Logos with these issues often misrepresent a company's tone and lack good brand quality. Over-complicating and merging too many ideas will result in a logo that reflects poorly on the company.
Over-Engineered Logos Mistakes: Too Many Details
Companies will sometimes focus on integrating as much information as possible into their logo, which can misinform consumers of the intentions of the business. Combining too many ideas into a logo creates an overly complex design that can be confusing and hard to read. Businesses struggling to compose an impressive symbol to represent their business should invest more time into ensuring that the logo is clear, concise, and coherent.
Many over-engineered logos will not remain clear when scaled down in size. For instance, when a company's logo is presented on a business card, it is limited to a smaller scale to accommodate the other information on the card. Most over-detailed lose their ability to express information and demonstrate the organization's goal.
Over-Engineered Logo Mistakes: Too Contemporary
During the development process for an organization's logo, one should consider that its simplicity, as well as its uniqueness, makes it memorable.

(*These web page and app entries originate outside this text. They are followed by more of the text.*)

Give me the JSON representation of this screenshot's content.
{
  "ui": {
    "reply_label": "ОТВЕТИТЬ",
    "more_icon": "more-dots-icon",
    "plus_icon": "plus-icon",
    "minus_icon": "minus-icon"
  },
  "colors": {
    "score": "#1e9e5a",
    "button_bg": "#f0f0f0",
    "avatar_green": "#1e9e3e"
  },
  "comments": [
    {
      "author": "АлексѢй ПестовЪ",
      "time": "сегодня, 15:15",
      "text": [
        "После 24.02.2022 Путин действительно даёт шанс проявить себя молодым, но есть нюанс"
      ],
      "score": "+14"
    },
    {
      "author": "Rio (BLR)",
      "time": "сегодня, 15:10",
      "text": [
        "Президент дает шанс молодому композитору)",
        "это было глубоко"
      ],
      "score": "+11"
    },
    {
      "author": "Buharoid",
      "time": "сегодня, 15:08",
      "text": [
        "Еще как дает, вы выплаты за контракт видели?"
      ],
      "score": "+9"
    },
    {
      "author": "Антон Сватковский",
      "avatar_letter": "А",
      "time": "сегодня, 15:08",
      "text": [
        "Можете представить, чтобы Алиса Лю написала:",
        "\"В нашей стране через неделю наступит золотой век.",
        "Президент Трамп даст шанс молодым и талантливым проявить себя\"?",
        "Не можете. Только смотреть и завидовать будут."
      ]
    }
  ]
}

Logos that appeal to common trends often require rebranding and become forgettable. Dated logos can become costly to constantly update and disconnect consumers from a company, as an organization's identity varies from time to time.
A timeless logo should require little to no modifications and allows customers to relate a business to its products or services easily. A well-engineered logo should incorporate an appropriate number of connecting ideas that remain relevant to the company's purpose technical content.
Over-Engineered Logo Mistakes: Too Many Creative Elements
Too many diverse ideas merged into one logo does not benefit the company because it positions the business as unattractive to potential consumers. This can occur by combining too many contrasting colours, fonts, or poor phrasing, causing the central concept of the logo to be lost. Allowing for the flow of aspects to tune together ensures the success of a logo, establishing a greater connection between potential customers and the principles of a business. An unappealing, over-engineered logo fails to lead patrons to make a relationship with an organization. Consumers seek companies that leave a good first impression to help fulfil their wants and/or needs, which cannot be effectively done if a business has not put enough thought and consideration into its logo. Instinctively refusing constructive feedback to help improve a company logo is to deny customers the assistance they need to resolve their problems. A company can build a well-engineered logo as the central identity of a business, captivating those interested in working with an organization.
Applying Feedback in Logo Design
Feedback is a critical part in developing an effective logo. Most feedback is reactionary and instinctive, which does not help generate solutions to relevant problems. Maintaining constructive feedback when going through the creative process of designing a new logo can help the procedure perform better and succeed overall.
To summarize, designing a brand's logo with numerous clashing ideas will result in an unsuccessful logo that reflects awkwardly on the organization. Applying styles that are visually unappealing or confusing, or using designs that age poorly, will misinform customers of the goals a company is willing to explore and achieve. Due to these over-complex or underwhelming designs, one might be disoriented and set back by a business's logo.
A logo is a business's fundamental identity; it is a company's face. When it comes to brand identity, a logo is the foundation, and without the proper foundation, an organization cannot build and grow. Therefore, investing adequate time and effort into developing one's logo is essential to a business’s continued success.